▼▼▼

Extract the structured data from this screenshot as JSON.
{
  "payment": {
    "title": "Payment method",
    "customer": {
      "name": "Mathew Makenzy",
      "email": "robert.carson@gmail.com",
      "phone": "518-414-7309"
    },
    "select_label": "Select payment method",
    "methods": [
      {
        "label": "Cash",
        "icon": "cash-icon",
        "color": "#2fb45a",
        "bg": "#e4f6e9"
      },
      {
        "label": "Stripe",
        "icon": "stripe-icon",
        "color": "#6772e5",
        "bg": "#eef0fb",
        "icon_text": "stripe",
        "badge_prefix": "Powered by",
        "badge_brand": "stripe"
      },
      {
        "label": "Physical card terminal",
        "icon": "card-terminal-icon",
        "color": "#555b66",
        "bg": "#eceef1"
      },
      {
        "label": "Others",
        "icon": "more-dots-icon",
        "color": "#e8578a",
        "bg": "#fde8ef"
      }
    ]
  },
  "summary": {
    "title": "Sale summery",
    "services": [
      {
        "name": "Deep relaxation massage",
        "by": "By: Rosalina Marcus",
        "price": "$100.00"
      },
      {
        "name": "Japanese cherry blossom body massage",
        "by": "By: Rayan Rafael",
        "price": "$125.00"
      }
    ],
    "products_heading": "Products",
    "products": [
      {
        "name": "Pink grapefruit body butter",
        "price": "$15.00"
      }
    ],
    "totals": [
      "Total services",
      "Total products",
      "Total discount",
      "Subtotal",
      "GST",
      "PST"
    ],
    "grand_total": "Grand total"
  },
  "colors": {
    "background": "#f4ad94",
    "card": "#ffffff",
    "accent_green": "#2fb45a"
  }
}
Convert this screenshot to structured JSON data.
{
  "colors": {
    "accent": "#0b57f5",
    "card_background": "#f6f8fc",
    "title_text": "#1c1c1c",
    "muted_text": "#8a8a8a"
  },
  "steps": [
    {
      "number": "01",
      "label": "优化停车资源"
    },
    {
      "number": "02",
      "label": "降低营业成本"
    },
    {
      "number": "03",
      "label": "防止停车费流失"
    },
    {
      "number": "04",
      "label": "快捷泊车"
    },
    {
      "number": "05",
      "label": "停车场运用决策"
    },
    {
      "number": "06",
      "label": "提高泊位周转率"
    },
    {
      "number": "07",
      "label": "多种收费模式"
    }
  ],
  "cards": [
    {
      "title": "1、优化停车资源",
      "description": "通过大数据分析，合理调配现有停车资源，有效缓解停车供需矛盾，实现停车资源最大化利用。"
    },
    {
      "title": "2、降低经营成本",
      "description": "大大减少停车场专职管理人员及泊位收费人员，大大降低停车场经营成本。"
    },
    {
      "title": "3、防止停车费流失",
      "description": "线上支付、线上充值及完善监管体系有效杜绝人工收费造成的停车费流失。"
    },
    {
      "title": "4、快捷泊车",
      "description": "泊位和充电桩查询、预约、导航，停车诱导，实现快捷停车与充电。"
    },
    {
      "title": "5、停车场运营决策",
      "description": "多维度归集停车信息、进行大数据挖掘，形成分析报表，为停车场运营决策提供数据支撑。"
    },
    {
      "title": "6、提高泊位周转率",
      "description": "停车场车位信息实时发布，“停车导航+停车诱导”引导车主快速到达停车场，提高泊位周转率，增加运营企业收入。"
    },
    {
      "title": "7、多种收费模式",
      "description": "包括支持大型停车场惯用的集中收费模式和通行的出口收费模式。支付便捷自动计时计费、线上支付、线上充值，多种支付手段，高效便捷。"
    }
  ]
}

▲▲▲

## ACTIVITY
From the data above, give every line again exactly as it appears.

## PROBLEM SOLUTION
Extract the structured data from this screenshot as JSON.
{
  "payment": {
    "title": "Payment method",
    "customer": {
      "name": "Mathew Makenzy",
      "email": "robert.carson@gmail.com",
      "phone": "518-414-7309"
    },
    "select_label": "Select payment method",
    "methods": [
      {
        "label": "Cash",
        "icon": "cash-icon",
        "color": "#2fb45a",
        "bg": "#e4f6e9"
      },
      {
        "label": "Stripe",
        "icon": "stripe-icon",
        "color": "#6772e5",
        "bg": "#eef0fb",
        "icon_text": "stripe",
        "badge_prefix": "Powered by",
        "badge_brand": "stripe"
      },
      {
        "label": "Physical card terminal",
        "icon": "card-terminal-icon",
        "color": "#555b66",
        "bg": "#eceef1"
      },
      {
        "label": "Others",
        "icon": "more-dots-icon",
        "color": "#e8578a",
        "bg": "#fde8ef"
      }
    ]
  },
  "summary": {
    "title": "Sale summery",
    "services": [
      {
        "name": "Deep relaxation massage",
        "by": "By: Rosalina Marcus",
        "price": "$100.00"
      },
      {
        "name": "Japanese cherry blossom body massage",
        "by": "By: Rayan Rafael",
        "price": "$125.00"
      }
    ],
    "products_heading": "Products",
    "products": [
      {
        "name": "Pink grapefruit body butter",
        "price": "$15.00"
      }
    ],
    "totals": [
      "Total services",
      "Total products",
      "Total discount",
      "Subtotal",
      "GST",
      "PST"
    ],
    "grand_total": "Grand total"
  },
  "colors": {
    "background": "#f4ad94",
    "card": "#ffffff",
    "accent_green": "#2fb45a"
  }
}
Convert this screenshot to structured JSON data.
{
  "colors": {
    "accent": "#0b57f5",
    "card_background": "#f6f8fc",
    "title_text": "#1c1c1c",
    "muted_text": "#8a8a8a"
  },
  "steps": [
    {
      "number": "01",
      "label": "优化停车资源"
    },
    {
      "number": "02",
      "label": "降低营业成本"
    },
    {
      "number": "03",
      "label": "防止停车费流失"
    },
    {
      "number": "04",
      "label": "快捷泊车"
    },
    {
      "number": "05",
      "label": "停车场运用决策"
    },
    {
      "number": "06",
      "label": "提高泊位周转率"
    },
    {
      "number": "07",
      "label": "多种收费模式"
    }
  ],
  "cards": [
    {
      "title": "1、优化停车资源",
      "description": "通过大数据分析，合理调配现有停车资源，有效缓解停车供需矛盾，实现停车资源最大化利用。"
    },
    {
      "title": "2、降低经营成本",
      "description": "大大减少停车场专职管理人员及泊位收费人员，大大降低停车场经营成本。"
    },
    {
      "title": "3、防止停车费流失",
      "description": "线上支付、线上充值及完善监管体系有效杜绝人工收费造成的停车费流失。"
    },
    {
      "title": "4、快捷泊车",
      "description": "泊位和充电桩查询、预约、导航，停车诱导，实现快捷停车与充电。"
    },
    {
      "title": "5、停车场运营决策",
      "description": "多维度归集停车信息、进行大数据挖掘，形成分析报表，为停车场运营决策提供数据支撑。"
    },
    {
      "title": "6、提高泊位周转率",
      "description": "停车场车位信息实时发布，“停车导航+停车诱导”引导车主快速到达停车场，提高泊位周转率，增加运营企业收入。"
    },
    {
      "title": "7、多种收费模式",
      "description": "包括支持大型停车场惯用的集中收费模式和通行的出口收费模式。支付便捷自动计时计费、线上支付、线上充值，多种支付手段，高效便捷。"
    }
  ]
}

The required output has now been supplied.